The nearly 100 people who crammed into Nick-a-Nees on a rainy Sunday afternoon in celebration and remembrance of activist Richard Walton were given quite a show. This was the third annual Red Bandana Awards show.
The awards are granted to those who embody the spirit and work of Richard Walton. This year’s winners were Providence College Professor Eric Hirsch, a “tireless advocate for the poor and homeless” and the Providence Renaissance Hotel workers, who are fighting for “their right to decent working conditions and a living wage.”
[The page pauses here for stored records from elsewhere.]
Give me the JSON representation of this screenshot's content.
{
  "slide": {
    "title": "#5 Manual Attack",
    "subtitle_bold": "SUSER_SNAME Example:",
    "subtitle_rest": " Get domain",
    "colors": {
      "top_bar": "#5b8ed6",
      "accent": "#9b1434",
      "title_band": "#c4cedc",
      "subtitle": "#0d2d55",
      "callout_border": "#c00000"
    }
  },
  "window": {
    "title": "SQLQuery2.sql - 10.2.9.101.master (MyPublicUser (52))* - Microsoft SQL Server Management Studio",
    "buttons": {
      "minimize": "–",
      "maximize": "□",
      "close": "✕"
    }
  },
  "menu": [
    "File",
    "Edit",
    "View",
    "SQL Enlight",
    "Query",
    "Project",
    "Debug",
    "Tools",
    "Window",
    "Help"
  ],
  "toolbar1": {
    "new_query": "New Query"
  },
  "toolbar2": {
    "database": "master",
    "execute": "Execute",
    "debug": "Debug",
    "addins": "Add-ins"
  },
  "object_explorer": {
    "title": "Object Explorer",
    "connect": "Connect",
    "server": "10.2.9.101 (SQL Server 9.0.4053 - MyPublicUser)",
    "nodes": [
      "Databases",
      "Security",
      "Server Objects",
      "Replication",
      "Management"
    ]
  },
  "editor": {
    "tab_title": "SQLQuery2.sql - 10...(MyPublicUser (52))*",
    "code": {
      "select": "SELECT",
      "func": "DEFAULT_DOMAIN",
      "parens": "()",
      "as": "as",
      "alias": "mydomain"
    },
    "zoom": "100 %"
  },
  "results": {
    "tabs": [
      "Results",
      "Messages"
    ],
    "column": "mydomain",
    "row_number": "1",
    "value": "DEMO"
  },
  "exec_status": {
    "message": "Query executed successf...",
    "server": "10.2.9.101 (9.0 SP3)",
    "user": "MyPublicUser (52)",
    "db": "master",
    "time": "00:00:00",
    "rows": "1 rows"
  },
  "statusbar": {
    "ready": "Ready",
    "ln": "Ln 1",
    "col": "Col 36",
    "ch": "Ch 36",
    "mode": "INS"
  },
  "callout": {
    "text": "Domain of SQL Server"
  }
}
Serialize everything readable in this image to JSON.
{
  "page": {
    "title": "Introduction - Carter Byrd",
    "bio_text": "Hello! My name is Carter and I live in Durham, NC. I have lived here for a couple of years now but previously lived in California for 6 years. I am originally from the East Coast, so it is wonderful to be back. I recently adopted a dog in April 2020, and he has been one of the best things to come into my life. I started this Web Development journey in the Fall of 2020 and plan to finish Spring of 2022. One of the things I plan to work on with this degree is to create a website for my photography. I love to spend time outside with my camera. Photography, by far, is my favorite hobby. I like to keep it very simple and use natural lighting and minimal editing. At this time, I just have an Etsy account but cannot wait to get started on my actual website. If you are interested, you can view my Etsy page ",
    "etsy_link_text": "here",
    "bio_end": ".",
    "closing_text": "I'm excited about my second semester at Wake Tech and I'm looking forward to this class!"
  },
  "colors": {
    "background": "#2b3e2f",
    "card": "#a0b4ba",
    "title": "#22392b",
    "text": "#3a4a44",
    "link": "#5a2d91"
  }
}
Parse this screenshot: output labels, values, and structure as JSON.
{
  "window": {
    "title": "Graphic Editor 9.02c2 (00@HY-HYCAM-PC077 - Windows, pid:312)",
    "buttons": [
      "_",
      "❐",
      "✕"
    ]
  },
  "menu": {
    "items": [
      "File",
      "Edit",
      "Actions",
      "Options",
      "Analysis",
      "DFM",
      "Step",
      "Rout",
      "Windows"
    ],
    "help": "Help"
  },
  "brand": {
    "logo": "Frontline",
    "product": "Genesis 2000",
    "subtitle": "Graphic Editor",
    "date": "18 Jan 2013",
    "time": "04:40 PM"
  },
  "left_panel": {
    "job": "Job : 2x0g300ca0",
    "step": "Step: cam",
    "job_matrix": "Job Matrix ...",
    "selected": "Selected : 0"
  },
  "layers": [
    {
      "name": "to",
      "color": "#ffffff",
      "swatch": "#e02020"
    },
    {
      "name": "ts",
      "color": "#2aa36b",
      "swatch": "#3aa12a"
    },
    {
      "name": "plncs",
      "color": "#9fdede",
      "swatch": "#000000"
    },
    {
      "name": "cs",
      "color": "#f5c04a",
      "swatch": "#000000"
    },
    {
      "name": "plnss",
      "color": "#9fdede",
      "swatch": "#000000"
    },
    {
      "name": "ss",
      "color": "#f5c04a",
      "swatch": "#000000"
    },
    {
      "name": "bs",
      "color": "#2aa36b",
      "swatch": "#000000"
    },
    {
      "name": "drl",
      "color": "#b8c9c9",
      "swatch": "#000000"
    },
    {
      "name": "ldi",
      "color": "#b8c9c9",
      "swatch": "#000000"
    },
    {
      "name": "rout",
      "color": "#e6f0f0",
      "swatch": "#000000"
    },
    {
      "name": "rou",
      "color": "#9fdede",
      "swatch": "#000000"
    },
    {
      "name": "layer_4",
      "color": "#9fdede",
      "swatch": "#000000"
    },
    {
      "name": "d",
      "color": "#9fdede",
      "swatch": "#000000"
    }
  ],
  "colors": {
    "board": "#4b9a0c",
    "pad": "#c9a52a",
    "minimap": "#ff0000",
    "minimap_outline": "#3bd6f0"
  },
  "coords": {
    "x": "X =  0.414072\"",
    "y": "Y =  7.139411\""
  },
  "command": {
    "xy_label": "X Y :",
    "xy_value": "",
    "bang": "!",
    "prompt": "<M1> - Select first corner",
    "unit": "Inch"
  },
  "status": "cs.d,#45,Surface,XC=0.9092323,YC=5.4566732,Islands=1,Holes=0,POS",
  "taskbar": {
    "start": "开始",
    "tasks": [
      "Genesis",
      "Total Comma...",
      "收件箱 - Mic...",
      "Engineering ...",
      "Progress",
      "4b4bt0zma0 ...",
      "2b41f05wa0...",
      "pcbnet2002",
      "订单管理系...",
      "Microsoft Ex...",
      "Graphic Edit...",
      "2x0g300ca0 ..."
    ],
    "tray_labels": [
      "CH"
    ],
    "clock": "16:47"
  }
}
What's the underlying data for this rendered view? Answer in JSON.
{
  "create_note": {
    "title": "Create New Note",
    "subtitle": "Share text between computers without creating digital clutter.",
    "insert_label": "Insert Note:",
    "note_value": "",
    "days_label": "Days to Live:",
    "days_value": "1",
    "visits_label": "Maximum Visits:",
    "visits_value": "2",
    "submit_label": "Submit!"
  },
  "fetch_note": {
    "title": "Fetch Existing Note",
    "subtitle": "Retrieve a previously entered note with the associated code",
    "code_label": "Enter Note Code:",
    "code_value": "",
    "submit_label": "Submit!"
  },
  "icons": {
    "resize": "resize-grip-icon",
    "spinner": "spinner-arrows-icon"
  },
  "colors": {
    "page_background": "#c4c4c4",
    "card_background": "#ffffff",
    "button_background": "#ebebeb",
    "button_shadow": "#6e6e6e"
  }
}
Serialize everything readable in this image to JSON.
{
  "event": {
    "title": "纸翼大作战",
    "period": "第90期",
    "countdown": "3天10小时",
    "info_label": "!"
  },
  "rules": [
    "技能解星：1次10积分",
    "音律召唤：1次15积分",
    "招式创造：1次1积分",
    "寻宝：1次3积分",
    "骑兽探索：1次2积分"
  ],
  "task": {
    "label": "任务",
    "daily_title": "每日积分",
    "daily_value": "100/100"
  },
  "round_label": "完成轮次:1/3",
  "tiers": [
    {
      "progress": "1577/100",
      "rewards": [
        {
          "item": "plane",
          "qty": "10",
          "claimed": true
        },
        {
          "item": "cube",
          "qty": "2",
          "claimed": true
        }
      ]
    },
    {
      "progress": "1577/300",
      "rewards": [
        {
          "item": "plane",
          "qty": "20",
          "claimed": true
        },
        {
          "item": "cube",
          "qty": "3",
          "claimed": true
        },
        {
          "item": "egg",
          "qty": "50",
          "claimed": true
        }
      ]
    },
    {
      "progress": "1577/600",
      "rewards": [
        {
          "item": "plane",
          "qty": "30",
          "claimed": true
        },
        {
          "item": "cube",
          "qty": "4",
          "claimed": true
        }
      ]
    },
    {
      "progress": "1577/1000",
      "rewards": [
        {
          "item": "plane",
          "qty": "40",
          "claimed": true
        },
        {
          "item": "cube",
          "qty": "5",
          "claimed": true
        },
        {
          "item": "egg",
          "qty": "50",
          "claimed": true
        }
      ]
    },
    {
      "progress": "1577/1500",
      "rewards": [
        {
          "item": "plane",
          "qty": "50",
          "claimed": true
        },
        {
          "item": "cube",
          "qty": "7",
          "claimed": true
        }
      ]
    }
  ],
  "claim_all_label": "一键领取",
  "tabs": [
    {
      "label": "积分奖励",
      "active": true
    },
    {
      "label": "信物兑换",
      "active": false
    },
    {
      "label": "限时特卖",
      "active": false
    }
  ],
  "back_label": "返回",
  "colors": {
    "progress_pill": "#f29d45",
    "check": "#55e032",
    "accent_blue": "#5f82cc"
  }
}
The Gnomes, a global folk-fusion band, opened the event with about a half hour of live music before being joined on stage by emcee Bill Harley. Harley gave a short talk about Richard Walton, and read one of Walton’s emails to give a flavor of the man, quoting him as saying, “I’d like life to be a hot hodge-podge of people of all sorts. All ages, all cultures, all colors, all everything.”
Harley then segued into a remembrance of Sister Ann, the amazing “social justice activist” and founder of the Institute for the Study & Practice of Nonviolence who died earlier this year. Harley held a touching moment of silence that lasted about a minute before joking, “I think that’s the longest it’s been quiet at Nick-a-Nees.” Sister Ann was considered for an award, said Harley, but the committee making the decision decided to keep it as an award for the living.
After a song, Harley gave the first award to the Providence Renaissance Hotel workers. Receiving the award were organizer Heather Nichols-Haining and Mirjaam Parada. For many years now the workers at the Renaissance and more recently the Providence Hilton have been battling The Procaccianti Group over wages, workload and the right to organize. Workers at these hotels are getting hurt on the job, and management treats them as disposable. The award recognizes the importance of organized labor and union rights.
Professor Eric Hirsch was then called to the stage to be presented his award. Hirsch, ever the activist, reminded the audience that he’s involved in the Zero: 2016 effort to wipe out veteran homelessness by the end of this year and to wipe out chronic homelessness by the end of 2016. Hirsch asked everyone interested in this effort to go to rihomeless.org to find out what they can do to help.
Hirsch also reminded the audience that the school he teaches at, Providence College, recently had an event to deal with racial profiling and Renaissance Hotel boycott. After Hirsch received his award, the crowd was entertained by the Extraordinary Rendition Band, an appropriate choice, given their appearance in the viral “Joey Quits” video.